▶ [WHAT YOU WILL DO]: Where in the listing does the string "content" appear? Copy every line that holds it.

____________

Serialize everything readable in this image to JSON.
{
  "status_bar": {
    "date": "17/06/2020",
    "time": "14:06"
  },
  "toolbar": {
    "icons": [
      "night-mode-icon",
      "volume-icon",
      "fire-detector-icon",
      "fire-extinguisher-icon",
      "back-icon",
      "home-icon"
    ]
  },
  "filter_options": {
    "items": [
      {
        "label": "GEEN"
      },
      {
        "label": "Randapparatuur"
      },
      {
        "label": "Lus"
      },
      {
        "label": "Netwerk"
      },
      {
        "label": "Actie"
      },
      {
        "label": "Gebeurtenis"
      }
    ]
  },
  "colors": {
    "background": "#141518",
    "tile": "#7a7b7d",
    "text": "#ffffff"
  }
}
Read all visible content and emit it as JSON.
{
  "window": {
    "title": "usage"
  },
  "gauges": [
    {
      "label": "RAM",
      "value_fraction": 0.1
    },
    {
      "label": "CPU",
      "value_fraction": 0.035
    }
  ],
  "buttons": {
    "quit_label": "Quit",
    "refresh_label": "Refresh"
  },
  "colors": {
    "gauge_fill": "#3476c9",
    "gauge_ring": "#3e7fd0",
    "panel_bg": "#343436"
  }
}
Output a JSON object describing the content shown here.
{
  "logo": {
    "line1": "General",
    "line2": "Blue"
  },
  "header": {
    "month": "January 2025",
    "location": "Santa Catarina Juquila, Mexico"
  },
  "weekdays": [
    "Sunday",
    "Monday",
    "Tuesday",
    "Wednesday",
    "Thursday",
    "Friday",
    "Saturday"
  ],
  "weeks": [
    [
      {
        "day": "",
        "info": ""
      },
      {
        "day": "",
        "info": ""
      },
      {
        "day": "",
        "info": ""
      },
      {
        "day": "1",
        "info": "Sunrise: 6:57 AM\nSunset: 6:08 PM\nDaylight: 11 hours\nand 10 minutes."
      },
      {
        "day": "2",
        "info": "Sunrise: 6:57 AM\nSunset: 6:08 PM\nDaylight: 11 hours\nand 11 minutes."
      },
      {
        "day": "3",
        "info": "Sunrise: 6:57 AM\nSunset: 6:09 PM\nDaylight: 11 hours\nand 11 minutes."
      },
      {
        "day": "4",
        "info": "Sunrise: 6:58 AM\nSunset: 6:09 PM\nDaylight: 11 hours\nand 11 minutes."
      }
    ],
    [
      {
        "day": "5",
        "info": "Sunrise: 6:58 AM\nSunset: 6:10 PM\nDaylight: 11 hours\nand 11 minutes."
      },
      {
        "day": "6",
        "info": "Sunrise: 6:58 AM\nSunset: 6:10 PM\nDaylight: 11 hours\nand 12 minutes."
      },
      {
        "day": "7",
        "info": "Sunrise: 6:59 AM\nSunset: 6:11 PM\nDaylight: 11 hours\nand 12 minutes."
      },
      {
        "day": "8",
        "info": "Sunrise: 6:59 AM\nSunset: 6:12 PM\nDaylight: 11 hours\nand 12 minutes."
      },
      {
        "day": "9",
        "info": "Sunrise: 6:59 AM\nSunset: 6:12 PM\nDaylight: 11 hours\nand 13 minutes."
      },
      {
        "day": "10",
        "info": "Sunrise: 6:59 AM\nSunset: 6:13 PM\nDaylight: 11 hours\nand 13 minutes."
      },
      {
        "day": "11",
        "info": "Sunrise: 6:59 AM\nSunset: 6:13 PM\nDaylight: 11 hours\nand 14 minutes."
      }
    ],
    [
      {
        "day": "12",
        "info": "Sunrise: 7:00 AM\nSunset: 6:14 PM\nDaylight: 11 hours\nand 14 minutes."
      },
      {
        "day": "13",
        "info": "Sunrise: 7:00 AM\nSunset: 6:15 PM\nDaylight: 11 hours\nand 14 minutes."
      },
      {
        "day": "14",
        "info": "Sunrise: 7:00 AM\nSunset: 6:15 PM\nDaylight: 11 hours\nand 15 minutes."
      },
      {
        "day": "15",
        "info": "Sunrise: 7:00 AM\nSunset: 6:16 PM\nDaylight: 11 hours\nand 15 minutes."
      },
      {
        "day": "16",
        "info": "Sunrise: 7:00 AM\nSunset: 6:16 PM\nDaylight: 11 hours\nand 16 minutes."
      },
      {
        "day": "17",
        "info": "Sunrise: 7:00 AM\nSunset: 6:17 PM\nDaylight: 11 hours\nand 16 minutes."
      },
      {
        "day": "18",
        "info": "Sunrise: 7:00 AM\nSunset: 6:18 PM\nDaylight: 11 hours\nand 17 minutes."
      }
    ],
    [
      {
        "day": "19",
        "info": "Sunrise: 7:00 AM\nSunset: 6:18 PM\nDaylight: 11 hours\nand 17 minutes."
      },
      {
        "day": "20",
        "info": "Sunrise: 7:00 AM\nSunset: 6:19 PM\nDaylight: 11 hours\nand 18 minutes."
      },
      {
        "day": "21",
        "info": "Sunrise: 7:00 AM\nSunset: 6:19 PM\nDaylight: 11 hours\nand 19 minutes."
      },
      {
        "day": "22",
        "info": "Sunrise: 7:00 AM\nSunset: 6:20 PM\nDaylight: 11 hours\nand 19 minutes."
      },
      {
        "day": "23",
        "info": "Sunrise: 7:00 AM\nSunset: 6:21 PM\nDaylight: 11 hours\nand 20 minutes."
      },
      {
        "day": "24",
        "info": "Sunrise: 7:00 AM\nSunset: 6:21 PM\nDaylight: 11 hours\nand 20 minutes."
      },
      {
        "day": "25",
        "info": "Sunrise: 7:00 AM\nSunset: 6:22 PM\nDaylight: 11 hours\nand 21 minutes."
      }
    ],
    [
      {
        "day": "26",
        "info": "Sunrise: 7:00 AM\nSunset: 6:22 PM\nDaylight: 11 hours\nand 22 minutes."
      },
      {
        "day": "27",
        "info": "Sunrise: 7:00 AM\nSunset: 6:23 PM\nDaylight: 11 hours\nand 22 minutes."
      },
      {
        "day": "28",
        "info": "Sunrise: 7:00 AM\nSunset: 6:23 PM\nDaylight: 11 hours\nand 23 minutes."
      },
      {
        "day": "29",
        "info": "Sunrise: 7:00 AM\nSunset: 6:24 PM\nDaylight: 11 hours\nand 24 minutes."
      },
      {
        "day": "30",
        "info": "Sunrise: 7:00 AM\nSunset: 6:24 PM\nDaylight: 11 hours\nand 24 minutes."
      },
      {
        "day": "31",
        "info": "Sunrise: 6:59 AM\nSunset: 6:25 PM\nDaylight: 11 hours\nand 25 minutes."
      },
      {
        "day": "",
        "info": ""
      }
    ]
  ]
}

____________

▶ [RESULT OF THIS EXERCISE]:
Read all visible content and emit it as JSON.
Output a JSON object describing the content shown here.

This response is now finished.